--- Provided entries ---

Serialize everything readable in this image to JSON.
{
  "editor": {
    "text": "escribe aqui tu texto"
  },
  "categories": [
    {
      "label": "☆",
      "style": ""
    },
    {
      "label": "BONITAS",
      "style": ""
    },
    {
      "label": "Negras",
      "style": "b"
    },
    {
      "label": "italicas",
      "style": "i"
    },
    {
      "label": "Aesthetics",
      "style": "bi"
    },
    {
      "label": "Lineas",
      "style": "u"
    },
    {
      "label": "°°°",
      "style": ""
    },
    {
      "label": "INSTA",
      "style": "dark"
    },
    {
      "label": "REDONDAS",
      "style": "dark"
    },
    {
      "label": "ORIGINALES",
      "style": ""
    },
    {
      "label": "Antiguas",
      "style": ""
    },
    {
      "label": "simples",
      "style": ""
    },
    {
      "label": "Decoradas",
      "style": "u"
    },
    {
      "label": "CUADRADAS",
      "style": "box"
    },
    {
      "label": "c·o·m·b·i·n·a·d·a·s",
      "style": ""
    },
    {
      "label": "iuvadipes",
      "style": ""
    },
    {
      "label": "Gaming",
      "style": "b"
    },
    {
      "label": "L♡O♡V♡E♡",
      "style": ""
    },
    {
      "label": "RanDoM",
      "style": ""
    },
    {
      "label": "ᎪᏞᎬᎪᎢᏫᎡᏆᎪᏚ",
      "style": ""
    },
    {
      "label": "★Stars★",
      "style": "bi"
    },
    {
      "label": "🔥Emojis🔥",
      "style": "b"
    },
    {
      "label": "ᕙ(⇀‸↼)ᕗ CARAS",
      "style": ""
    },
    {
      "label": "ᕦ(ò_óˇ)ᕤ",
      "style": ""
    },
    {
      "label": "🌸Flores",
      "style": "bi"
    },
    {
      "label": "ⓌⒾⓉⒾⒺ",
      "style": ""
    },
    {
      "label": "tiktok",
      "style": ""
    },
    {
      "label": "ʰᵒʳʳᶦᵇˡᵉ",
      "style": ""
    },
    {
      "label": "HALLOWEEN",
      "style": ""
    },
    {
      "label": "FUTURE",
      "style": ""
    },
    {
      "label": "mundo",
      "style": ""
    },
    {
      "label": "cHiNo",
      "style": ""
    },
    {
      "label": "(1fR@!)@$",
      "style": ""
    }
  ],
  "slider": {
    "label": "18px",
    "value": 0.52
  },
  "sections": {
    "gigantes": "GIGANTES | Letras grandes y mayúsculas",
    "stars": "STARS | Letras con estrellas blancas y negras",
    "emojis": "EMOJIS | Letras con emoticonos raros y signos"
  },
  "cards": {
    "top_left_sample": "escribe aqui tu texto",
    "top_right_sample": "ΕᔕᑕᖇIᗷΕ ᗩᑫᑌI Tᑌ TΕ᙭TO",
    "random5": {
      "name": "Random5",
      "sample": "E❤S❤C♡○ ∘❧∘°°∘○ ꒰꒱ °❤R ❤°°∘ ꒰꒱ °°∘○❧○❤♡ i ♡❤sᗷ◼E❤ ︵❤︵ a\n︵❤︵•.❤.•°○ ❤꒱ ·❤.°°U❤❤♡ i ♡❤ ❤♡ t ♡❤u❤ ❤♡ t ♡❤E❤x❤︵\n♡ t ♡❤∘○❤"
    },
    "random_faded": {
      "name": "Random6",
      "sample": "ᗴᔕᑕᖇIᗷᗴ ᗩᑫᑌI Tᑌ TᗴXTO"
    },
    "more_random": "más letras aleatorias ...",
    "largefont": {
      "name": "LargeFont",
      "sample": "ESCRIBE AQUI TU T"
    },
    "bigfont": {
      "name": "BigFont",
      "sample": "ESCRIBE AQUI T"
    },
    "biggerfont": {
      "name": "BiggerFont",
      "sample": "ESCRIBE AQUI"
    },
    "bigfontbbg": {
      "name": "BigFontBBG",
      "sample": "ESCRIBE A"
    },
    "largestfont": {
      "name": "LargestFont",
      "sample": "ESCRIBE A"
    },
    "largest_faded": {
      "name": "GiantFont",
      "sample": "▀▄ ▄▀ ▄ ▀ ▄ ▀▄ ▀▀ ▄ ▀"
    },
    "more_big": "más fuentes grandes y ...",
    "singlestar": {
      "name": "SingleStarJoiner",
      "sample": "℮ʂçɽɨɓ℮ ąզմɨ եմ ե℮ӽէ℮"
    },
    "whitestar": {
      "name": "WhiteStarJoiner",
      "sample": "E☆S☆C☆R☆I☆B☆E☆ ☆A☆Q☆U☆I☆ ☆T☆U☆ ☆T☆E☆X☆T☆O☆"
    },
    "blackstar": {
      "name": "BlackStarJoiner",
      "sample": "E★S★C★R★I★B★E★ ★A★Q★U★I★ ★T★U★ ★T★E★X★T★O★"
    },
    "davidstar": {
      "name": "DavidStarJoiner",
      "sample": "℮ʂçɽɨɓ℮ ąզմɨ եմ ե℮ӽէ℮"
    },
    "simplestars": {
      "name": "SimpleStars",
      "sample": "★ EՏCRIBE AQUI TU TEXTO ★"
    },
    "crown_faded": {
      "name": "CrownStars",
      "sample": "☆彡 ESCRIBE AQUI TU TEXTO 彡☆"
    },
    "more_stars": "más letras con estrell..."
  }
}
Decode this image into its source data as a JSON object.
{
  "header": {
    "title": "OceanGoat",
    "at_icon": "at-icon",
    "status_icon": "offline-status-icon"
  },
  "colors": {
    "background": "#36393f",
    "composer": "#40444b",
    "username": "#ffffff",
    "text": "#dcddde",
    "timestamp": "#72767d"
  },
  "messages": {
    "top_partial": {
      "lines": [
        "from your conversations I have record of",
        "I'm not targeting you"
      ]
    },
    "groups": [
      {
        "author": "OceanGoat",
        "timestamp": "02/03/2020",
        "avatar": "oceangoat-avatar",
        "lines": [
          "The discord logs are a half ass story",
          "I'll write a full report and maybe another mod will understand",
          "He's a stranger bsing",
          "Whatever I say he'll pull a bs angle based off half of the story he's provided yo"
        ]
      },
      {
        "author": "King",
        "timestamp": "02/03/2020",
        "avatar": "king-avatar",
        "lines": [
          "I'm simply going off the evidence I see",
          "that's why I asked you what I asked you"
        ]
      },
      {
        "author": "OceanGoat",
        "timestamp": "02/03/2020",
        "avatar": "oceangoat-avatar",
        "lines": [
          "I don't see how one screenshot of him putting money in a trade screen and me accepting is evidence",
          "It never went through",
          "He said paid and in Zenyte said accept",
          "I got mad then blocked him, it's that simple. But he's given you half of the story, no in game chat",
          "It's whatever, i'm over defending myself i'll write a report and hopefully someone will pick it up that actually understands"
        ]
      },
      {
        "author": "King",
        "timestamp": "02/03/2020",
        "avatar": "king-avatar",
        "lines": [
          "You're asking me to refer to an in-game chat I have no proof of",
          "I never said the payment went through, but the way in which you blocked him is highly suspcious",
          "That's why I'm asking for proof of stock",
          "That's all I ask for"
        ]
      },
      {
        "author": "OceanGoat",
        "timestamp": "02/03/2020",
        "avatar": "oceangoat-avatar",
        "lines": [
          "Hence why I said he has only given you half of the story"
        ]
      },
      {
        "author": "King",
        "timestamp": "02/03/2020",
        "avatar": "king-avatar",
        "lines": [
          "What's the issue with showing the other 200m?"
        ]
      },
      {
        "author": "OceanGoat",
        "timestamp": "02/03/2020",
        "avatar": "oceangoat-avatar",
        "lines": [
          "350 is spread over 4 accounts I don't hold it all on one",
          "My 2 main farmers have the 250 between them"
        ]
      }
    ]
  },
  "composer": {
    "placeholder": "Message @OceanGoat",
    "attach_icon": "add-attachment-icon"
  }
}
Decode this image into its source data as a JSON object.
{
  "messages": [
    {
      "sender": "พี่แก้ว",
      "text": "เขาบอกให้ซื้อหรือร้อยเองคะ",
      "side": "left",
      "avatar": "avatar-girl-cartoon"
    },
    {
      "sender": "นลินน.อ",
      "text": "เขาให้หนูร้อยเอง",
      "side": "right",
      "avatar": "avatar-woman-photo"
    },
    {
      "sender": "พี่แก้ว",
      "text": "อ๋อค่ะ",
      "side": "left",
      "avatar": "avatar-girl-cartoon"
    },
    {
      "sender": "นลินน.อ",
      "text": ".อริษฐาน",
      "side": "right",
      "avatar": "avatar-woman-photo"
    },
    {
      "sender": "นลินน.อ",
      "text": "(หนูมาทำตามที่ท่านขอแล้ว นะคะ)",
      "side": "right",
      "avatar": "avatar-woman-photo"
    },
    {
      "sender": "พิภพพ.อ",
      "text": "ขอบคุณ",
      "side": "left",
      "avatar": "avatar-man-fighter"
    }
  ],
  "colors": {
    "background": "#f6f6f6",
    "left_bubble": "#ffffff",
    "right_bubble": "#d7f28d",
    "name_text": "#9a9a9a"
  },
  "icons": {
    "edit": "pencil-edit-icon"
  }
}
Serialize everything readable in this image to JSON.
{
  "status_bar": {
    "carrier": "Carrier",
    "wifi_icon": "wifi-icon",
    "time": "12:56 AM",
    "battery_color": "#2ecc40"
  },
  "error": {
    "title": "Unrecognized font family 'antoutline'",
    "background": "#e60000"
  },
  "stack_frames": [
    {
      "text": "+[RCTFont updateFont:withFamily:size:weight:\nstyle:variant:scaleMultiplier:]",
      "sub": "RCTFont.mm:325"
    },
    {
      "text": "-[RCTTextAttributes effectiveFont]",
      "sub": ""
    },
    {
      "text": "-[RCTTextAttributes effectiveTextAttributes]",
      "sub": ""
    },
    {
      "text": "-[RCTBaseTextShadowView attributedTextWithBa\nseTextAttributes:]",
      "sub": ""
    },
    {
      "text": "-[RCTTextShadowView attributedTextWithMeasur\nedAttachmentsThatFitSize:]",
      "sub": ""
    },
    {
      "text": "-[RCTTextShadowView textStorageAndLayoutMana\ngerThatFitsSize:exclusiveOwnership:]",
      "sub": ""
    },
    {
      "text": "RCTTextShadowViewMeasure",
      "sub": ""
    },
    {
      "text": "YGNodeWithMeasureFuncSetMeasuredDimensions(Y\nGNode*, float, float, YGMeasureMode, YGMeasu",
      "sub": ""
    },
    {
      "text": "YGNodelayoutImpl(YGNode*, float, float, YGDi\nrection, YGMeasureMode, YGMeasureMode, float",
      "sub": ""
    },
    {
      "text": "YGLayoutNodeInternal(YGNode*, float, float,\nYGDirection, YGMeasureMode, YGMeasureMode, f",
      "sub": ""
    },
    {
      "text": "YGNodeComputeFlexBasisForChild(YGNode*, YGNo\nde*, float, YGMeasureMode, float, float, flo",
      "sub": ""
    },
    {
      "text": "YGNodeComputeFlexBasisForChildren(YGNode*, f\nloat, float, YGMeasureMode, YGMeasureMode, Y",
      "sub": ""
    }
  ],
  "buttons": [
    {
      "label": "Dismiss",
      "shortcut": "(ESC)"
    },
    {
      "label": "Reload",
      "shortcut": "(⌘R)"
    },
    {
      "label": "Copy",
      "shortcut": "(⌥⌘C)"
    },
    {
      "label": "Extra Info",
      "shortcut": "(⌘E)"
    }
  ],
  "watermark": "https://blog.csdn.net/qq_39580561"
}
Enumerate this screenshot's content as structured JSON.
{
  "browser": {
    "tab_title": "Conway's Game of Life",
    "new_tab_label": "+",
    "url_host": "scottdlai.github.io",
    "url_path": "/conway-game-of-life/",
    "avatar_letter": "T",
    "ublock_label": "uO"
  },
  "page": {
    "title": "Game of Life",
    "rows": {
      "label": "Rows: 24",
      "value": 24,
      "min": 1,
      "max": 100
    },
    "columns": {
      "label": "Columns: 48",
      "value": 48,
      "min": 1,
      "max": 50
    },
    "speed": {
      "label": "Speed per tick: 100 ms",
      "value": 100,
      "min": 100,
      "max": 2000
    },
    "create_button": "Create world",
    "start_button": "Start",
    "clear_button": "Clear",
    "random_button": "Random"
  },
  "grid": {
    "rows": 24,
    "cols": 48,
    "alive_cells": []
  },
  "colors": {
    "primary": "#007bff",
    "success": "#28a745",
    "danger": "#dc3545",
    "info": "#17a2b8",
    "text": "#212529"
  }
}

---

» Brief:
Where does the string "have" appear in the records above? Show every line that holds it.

» Solution to the exercise:
        "from your conversations I have record of",
          "You're asking me to refer to an in-game chat I have no proof of",
          "My 2 main farmers have the 250 between them"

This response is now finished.